The weight, if any, the court assigns to the administrative interpretation should depend on the persuasive power of the agency’s interpretation and not on the mere fact that it is being offered by an administrative agency. A court may find agency input informative; or the court may find the agency position unconvincing. What a court may not do is outsource the interpretive project to a coordinate branch of government.18
The Ohio Supreme Court said that deference, under Ohio law, “bears similarities to the rule announced by the United State Supreme Court” in its pre-Chevron ruling of Skidmore v. Swift & Co. where a court may look to an agency’s interpretation and give it appropriate weight based on “the thoroughness evident in its consideration, the validity of its reasoning, its consistency with earlier and later pronouncements, and all those factors which give it power to persuade, if lacking power to control.”19
Using this clarified standard of deference, the court rejected the Board’s interpretation. It said, “once the idea that we should defer to the Board’s interpretation is stripped away, there is little to support the result reached by the Board in its administrative proceeding and by the court of appeals.” Thus, the Ohio Supreme Court found that an “independent contractor like Cooper can be a full-time manager.”20
As a result, it reversed the court of appeals’ decision and remanded to the Board “for proceedings consistent with this opinion.”21
 TWISM Ents., L.L.C. v. State Bd. of Registration for Professional Engineers & Surveyors, No. 2022-Ohio-4677, slip op. at 2.
 Id.; see also Ohio Rev. Code Ann. § 4733.16(B).
 Ohio Rev. Code Ann. § 4733.16(D).
 Ohio Adm. Code 4733-39-02(A),(B).
 TWISM Ents., No. 2022-Ohio-4677 at 4-5.
 Id. at 5.
 Id. at 6 (citing Chevron, U.S.A., Inc. v. Natural Resources Defense Council, Inc., 467 U.S. 837 (1984)).
 Id. at 9.
 Id. at 10.
 Id. at 11.
 Id. at 12 (citation omitted).
 Id. at 15.
 Id. (citing Skidmore v. Swift & Co., 323 U.S. 134 (1944)).
 Id. at 19.
 Id. at 21.

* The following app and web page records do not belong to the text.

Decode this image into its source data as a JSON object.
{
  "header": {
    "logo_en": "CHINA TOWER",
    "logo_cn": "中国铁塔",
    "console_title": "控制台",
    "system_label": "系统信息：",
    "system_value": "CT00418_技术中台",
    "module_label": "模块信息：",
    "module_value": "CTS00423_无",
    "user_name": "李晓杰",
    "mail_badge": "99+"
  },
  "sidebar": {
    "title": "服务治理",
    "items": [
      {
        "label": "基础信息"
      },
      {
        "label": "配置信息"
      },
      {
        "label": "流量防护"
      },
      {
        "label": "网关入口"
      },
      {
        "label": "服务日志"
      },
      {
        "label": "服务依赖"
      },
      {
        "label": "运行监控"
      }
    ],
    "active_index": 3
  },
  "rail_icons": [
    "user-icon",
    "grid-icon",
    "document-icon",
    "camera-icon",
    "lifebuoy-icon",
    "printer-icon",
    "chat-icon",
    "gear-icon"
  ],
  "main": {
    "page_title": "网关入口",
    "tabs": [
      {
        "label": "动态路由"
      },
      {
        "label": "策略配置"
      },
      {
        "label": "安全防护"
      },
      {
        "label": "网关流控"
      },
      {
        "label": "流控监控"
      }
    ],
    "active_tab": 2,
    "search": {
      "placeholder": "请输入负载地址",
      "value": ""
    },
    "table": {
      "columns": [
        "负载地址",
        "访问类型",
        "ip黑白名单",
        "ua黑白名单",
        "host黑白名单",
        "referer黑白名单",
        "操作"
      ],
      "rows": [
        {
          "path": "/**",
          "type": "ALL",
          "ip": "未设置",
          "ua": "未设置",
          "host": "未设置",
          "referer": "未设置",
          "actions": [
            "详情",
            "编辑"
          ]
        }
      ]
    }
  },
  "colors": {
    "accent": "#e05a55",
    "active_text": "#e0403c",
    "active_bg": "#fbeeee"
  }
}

This piece originally appeared in The Federalist Society